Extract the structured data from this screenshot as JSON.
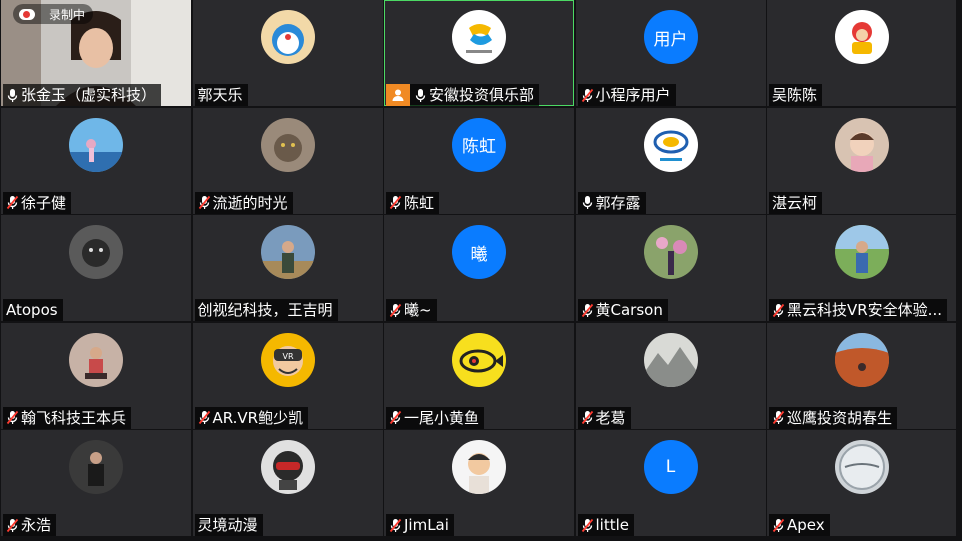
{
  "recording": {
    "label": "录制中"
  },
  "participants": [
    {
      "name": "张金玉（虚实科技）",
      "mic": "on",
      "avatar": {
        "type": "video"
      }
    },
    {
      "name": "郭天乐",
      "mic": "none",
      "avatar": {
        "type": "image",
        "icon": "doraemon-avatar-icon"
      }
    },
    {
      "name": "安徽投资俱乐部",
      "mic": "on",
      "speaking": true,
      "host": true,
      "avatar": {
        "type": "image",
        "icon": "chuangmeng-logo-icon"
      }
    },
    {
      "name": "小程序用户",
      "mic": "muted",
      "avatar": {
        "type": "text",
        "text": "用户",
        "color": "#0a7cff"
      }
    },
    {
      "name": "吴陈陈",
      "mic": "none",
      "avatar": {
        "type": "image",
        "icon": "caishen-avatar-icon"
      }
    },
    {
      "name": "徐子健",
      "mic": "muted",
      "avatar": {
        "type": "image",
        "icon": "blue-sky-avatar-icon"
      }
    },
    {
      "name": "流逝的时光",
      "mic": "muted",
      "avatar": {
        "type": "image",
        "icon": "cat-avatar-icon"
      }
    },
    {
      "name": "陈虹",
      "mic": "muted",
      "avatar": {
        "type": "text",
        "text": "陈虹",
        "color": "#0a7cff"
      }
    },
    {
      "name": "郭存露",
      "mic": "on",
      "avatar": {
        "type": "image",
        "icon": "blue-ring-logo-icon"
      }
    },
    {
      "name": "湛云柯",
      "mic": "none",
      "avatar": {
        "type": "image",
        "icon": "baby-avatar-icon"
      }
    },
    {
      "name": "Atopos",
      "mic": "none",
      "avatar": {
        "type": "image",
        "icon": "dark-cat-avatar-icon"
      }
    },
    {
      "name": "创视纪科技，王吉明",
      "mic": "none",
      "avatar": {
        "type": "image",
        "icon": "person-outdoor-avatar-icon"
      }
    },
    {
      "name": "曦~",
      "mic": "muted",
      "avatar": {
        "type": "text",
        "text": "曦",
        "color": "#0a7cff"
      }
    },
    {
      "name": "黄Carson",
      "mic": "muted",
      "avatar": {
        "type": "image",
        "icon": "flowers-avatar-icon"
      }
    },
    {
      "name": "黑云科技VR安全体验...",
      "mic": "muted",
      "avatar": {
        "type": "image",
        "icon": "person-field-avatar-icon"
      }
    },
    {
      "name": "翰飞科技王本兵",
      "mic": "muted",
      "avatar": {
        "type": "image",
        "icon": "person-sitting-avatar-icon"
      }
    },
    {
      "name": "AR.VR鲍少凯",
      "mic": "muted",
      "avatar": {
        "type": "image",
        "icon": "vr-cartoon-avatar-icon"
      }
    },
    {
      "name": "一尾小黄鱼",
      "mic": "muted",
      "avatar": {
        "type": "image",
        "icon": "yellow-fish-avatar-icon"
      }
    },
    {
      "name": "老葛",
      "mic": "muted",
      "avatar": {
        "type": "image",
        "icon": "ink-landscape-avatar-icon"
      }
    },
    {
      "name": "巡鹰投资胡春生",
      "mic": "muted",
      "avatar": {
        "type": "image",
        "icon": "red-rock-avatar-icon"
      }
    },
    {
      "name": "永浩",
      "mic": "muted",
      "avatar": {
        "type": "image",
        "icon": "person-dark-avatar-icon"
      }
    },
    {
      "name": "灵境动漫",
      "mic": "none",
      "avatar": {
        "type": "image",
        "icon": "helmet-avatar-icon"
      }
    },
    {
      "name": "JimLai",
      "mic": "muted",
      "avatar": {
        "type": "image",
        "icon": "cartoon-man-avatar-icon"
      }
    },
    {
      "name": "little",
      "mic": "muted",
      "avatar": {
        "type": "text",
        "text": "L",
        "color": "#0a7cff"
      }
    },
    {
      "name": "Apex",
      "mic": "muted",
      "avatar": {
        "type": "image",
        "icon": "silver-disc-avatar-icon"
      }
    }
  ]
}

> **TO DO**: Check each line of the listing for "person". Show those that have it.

> **SOLUTION TO THIS EXERCISE**:
        "icon": "person-outdoor-avatar-icon"
        "icon": "person-field-avatar-icon"
        "icon": "person-sitting-avatar-icon"
        "icon": "person-dark-avatar-icon"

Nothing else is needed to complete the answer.